What the task asks: Where a line below holds the string "Email", count it; then give the total without any other words.

Source records:
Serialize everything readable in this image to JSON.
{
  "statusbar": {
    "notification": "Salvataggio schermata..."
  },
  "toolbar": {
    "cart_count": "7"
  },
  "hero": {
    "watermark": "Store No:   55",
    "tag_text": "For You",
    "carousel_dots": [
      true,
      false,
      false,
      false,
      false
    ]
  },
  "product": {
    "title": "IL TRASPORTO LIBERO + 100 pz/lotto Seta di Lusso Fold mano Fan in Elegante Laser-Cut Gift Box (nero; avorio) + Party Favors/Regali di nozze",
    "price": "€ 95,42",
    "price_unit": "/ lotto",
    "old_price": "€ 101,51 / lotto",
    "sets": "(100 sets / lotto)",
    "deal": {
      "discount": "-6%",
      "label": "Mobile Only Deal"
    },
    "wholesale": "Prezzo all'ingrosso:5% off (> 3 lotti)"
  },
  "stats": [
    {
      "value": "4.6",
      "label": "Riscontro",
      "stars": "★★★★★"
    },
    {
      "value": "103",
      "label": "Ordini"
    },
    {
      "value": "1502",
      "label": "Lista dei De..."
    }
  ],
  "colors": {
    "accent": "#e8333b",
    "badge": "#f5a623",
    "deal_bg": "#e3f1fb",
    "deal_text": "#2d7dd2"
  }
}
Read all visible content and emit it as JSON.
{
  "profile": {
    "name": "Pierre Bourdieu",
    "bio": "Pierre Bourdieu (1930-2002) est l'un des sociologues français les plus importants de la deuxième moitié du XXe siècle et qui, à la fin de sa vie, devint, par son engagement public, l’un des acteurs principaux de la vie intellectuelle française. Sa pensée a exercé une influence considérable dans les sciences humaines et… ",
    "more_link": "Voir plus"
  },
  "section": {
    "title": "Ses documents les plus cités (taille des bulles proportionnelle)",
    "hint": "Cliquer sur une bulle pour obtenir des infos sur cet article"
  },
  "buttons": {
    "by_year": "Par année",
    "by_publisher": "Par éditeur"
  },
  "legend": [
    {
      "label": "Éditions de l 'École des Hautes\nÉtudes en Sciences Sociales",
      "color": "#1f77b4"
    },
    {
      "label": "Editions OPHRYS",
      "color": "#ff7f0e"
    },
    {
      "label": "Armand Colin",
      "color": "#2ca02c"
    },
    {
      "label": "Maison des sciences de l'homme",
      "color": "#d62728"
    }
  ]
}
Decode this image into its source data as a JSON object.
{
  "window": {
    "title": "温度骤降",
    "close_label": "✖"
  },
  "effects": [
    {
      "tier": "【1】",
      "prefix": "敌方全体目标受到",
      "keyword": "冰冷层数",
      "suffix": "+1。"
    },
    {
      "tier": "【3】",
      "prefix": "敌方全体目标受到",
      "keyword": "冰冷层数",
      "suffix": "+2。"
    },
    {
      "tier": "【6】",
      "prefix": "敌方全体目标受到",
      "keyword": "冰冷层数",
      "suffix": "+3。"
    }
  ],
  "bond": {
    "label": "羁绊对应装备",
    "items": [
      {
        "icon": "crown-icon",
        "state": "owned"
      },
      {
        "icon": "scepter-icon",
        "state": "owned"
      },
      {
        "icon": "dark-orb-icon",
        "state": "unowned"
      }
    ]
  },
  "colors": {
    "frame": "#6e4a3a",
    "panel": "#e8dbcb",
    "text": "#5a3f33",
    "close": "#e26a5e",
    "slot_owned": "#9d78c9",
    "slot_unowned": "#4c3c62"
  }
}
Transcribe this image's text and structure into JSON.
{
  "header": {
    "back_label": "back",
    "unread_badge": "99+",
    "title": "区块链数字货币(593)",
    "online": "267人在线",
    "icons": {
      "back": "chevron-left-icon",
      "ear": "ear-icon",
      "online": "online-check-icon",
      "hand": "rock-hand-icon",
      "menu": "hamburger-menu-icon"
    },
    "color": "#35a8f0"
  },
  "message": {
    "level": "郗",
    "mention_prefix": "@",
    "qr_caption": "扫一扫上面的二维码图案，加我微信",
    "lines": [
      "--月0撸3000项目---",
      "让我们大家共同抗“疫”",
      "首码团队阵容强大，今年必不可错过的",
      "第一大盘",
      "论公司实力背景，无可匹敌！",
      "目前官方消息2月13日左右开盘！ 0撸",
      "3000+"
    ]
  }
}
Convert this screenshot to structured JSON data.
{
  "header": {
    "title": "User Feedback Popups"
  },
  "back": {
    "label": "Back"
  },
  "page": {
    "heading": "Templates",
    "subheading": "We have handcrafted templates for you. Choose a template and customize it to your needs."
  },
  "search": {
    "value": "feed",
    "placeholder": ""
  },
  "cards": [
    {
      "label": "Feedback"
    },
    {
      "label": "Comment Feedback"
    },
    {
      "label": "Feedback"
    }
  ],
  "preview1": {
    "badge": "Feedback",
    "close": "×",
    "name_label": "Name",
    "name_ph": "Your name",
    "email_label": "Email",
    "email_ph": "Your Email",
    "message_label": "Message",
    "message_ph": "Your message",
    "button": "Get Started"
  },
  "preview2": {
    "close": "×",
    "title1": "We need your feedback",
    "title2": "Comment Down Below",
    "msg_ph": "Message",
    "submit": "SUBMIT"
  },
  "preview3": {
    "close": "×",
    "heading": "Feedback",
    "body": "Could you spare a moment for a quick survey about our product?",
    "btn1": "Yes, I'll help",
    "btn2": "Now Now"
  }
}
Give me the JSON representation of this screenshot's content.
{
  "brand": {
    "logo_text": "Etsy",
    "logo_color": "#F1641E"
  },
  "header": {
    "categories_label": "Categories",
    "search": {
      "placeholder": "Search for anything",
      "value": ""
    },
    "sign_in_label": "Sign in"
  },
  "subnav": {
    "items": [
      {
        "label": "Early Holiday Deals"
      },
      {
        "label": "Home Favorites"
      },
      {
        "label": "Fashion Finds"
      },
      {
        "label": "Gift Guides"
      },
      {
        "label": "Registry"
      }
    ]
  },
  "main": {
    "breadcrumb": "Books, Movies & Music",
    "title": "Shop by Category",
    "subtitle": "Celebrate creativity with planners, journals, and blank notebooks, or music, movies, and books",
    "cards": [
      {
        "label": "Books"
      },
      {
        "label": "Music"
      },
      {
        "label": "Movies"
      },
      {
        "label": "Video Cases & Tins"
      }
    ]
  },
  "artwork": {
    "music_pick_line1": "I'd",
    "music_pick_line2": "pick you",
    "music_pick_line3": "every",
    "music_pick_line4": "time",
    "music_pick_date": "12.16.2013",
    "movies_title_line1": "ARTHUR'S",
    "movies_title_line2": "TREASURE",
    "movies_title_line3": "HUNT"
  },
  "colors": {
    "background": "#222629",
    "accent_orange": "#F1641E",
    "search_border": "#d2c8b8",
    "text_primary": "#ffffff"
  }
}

Result of this exercise: 2